▶ [What you are asked to do] For each line below that contains the word "objektkatalog", return that line.

Record set Start Marker

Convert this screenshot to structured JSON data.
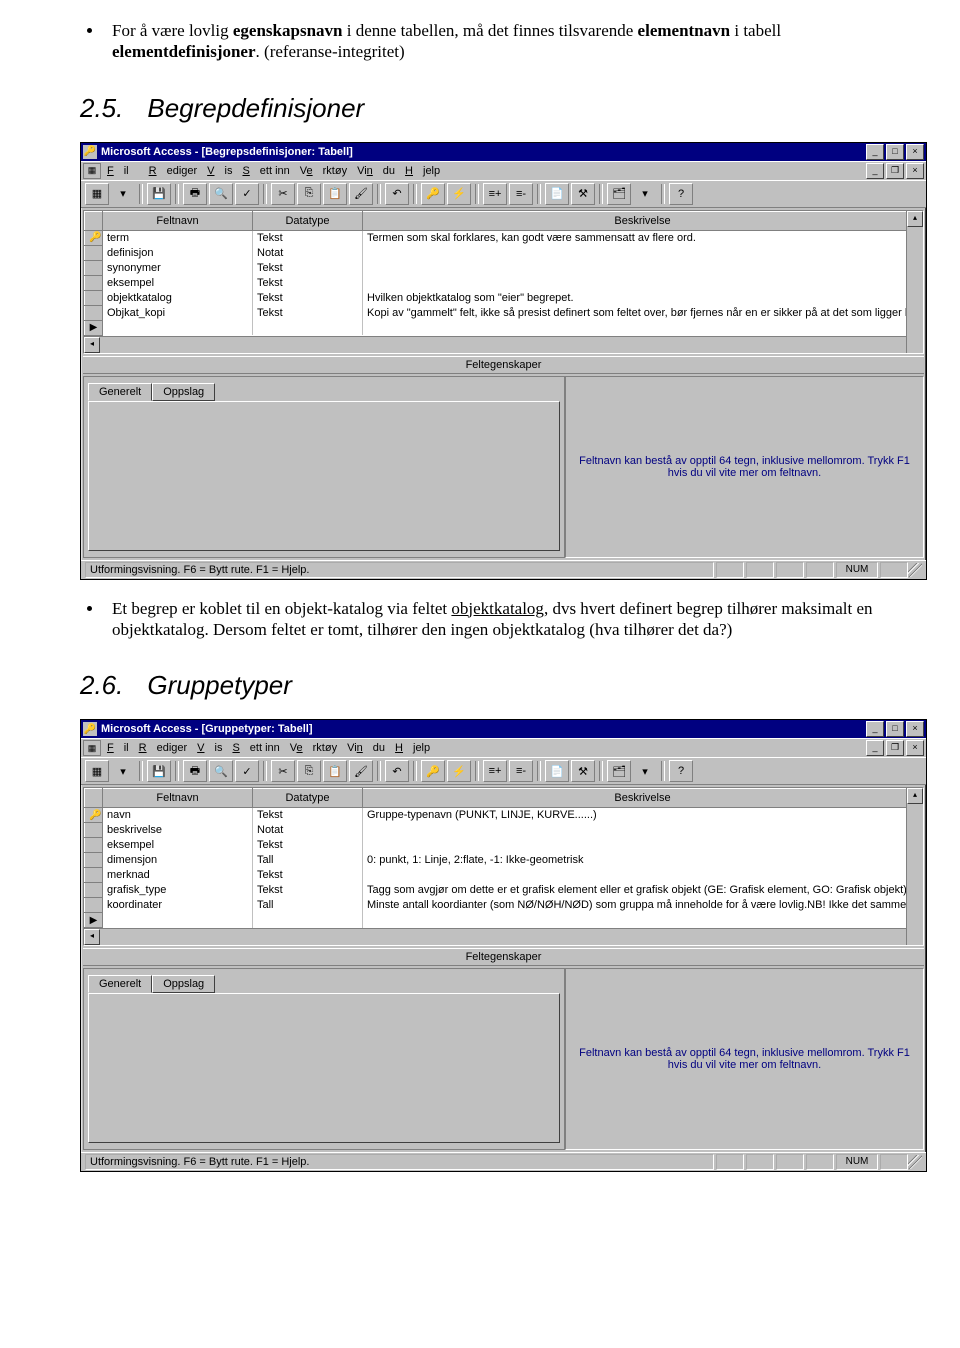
{
  "doc": {
    "bullet1_pre": "For å være lovlig ",
    "bullet1_b1": "egenskapsnavn",
    "bullet1_mid1": " i denne tabellen, må det finnes tilsvarende ",
    "bullet1_b2": "elementnavn",
    "bullet1_mid2": " i tabell ",
    "bullet1_b3": "elementdefinisjoner",
    "bullet1_post": ". (referanse-integritet)",
    "sec25_num": "2.5.",
    "sec25_title": "Begrepdefinisjoner",
    "bullet2_pre": "Et begrep er koblet til en objekt-katalog via feltet ",
    "bullet2_u": "objektkatalog",
    "bullet2_post": ", dvs hvert definert begrep tilhører maksimalt en objektkatalog. Dersom feltet er tomt, tilhører den ingen objektkatalog (hva tilhører det da?)",
    "sec26_num": "2.6.",
    "sec26_title": "Gruppetyper"
  },
  "win1": {
    "title": "Microsoft Access - [Begrepsdefinisjoner: Tabell]",
    "menu": [
      "Fil",
      "Rediger",
      "Vis",
      "Sett inn",
      "Verktøy",
      "Vindu",
      "Hjelp"
    ],
    "headers": [
      "Feltnavn",
      "Datatype",
      "Beskrivelse"
    ],
    "rows": [
      {
        "key": "🔑",
        "name": "term",
        "type": "Tekst",
        "desc": "Termen som skal forklares, kan godt være sammensatt av flere ord."
      },
      {
        "key": "",
        "name": "definisjon",
        "type": "Notat",
        "desc": ""
      },
      {
        "key": "",
        "name": "synonymer",
        "type": "Tekst",
        "desc": ""
      },
      {
        "key": "",
        "name": "eksempel",
        "type": "Tekst",
        "desc": ""
      },
      {
        "key": "",
        "name": "objektkatalog",
        "type": "Tekst",
        "desc": "Hvilken objektkatalog som \"eier\" begrepet."
      },
      {
        "key": "",
        "name": "Objkat_kopi",
        "type": "Tekst",
        "desc": "Kopi av \"gammelt\" felt, ikke så presist definert som feltet over, bør fjernes når en er sikker på at det som ligger h"
      },
      {
        "key": "▶",
        "name": "",
        "type": "",
        "desc": ""
      }
    ],
    "felt_label": "Feltegenskaper",
    "tab1": "Generelt",
    "tab2": "Oppslag",
    "hint": "Feltnavn kan bestå av opptil 64 tegn, inklusive mellomrom. Trykk F1 hvis du vil vite mer om feltnavn.",
    "status": "Utformingsvisning. F6 = Bytt rute. F1 = Hjelp.",
    "status_num": "NUM"
  },
  "win2": {
    "title": "Microsoft Access - [Gruppetyper: Tabell]",
    "menu": [
      "Fil",
      "Rediger",
      "Vis",
      "Sett inn",
      "Verktøy",
      "Vindu",
      "Hjelp"
    ],
    "headers": [
      "Feltnavn",
      "Datatype",
      "Beskrivelse"
    ],
    "rows": [
      {
        "key": "🔑",
        "name": "navn",
        "type": "Tekst",
        "desc": "Gruppe-typenavn (PUNKT, LINJE, KURVE......)"
      },
      {
        "key": "",
        "name": "beskrivelse",
        "type": "Notat",
        "desc": ""
      },
      {
        "key": "",
        "name": "eksempel",
        "type": "Tekst",
        "desc": ""
      },
      {
        "key": "",
        "name": "dimensjon",
        "type": "Tall",
        "desc": "0: punkt, 1: Linje, 2:flate, -1: Ikke-geometrisk"
      },
      {
        "key": "",
        "name": "merknad",
        "type": "Tekst",
        "desc": ""
      },
      {
        "key": "",
        "name": "grafisk_type",
        "type": "Tekst",
        "desc": "Tagg som avgjør om dette er et grafisk element eller et grafisk objekt (GE: Grafisk element, GO: Grafisk objekt)"
      },
      {
        "key": "",
        "name": "koordinater",
        "type": "Tall",
        "desc": "Minste antall koordianter (som NØ/NØH/NØD) som gruppa må inneholde for å være lovlig.NB! Ikke det samme so"
      },
      {
        "key": "▶",
        "name": "",
        "type": "",
        "desc": ""
      }
    ],
    "felt_label": "Feltegenskaper",
    "tab1": "Generelt",
    "tab2": "Oppslag",
    "hint": "Feltnavn kan bestå av opptil 64 tegn, inklusive mellomrom. Trykk F1 hvis du vil vite mer om feltnavn.",
    "status": "Utformingsvisning. F6 = Bytt rute. F1 = Hjelp.",
    "status_num": "NUM"
  }
}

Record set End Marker

▶ [Answer to this task]
    "bullet2_u": "objektkatalog",
    "bullet2_post": ", dvs hvert definert begrep tilhører maksimalt en objektkatalog. Dersom feltet er tomt, tilhører den ingen objektkatalog (hva tilhører det da?)",
        "name": "objektkatalog",
        "desc": "Hvilken objektkatalog som \"eier\" begrepet."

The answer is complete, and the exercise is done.